Bullying has never been more a part of the national social conversation than it is now. The rise of cyberbullying has given way to considerable awareness efforts, as advocates become more numerous and vocal. Many celebrities and public figures even lend their platforms to support the cause. However, addressing bullying is a task for the nation, as well as the communities that make up this country: After all, bullying can contribute to vulnerable individuals developing damaging eating disorders or substance abuse issues that stem from their experiences. That’s why October is National Bullying Prevention Month.
Here’s more information on the history of the month, as well as what you can do to help:
Once a one-week event, now a month of awareness
Started in 2006 by the PACER Center as a campaign held in the first week of October, the effort evolved into a month-long initiative in 2010 that engages communities across the nation to stand up to and speak out against bullying, as well as provide resources for those affected by bullying. PACER focused on promoting the initiative in the classroom and reached out to the National PTA, the American Federation of Teachers and the National Education Association to help organize schools and communities. Now “a nationwide call to action,” PACER has noted National Bullying Prevention Month is supported by outreach from high-profile partners like CNN, Disney and Facebook.

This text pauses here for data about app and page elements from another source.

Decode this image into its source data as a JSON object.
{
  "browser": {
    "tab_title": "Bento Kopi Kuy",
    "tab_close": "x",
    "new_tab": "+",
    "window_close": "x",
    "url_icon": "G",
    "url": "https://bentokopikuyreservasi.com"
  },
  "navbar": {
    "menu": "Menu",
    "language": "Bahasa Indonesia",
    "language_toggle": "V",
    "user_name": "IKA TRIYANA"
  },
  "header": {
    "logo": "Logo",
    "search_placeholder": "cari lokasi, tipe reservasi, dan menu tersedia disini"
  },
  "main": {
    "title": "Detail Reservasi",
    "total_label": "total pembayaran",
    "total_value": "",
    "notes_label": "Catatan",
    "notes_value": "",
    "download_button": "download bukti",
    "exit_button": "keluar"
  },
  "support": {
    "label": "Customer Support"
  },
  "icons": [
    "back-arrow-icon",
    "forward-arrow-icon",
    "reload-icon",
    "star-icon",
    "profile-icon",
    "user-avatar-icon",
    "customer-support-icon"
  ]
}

Run against bullying among events held
Among the premier awareness efforts within National Bullying Prevention Month is PACER’s Run, Walk, Roll Against Bullying. Held on Saturday, Oct. 7, this year, the annual run, walk and roll takes place in several regional locations across the country, including Atlanta; Brooklyn, New York City; Fort Worth, Texas; Las Vegas; and Bloomington, Minnesota.
However, even if you’re not in one of those areas, countless workshops, seminars, talks, outreach events and other activities are held. Last year, StopBullying.gov, operated by the U.S. Department of Health and Human Services, listed several Youth Voice events that had speakers from walks of life prone to bullying – like LGBTQ youth and those with disabilities.
Social media plays a large role in National Bullying Prevention Month. Facebook has a profile picture filter that users can select for the month, while various Twitter Talks are taking place. Many participants take to Instagram to engage with those affected by bullying, directly or indirectly. This outreach is important because some of those who are bullied may be suffering from other issues like an eating disorder or substance abuse that make them less likely to seek help.
Unity Day – Oct. 25
Bullying awareness advocates make a statement every Unity Day during National Bullying Prevention Month by wearing orange and encouraging those they know, teach or work with to do the same. Unity Day 2017 is being held Wednesday, Oct. 25, and has an official orange “Create a world without bullying” shirt. The sight of a united effort has a big effect in schools and other places.
“Orange provides a powerful, visually compelling expression of solidarity,” said Paula Goldberg, executive director of PACER Center. “When hundreds of individuals in a school or organization wear orange, the vibrant statement becomes a conversation starter, sending the unified message to kids to know that they are not alone.”
Resources available for all
The beauty of National Bullying Prevention Month is that even if you’re not involved in an official event, there are still a wealth of resources any interested or affected party can take advantage of. PACER even offers a guide for students who want to plan their own even in their communities. If you know someone who experiences bullying, or are being bullied yourself, October is the month to take action and raise awareness or contact professional help (as unaddressed bullying can lead to issues like eating disorders or substance abuse).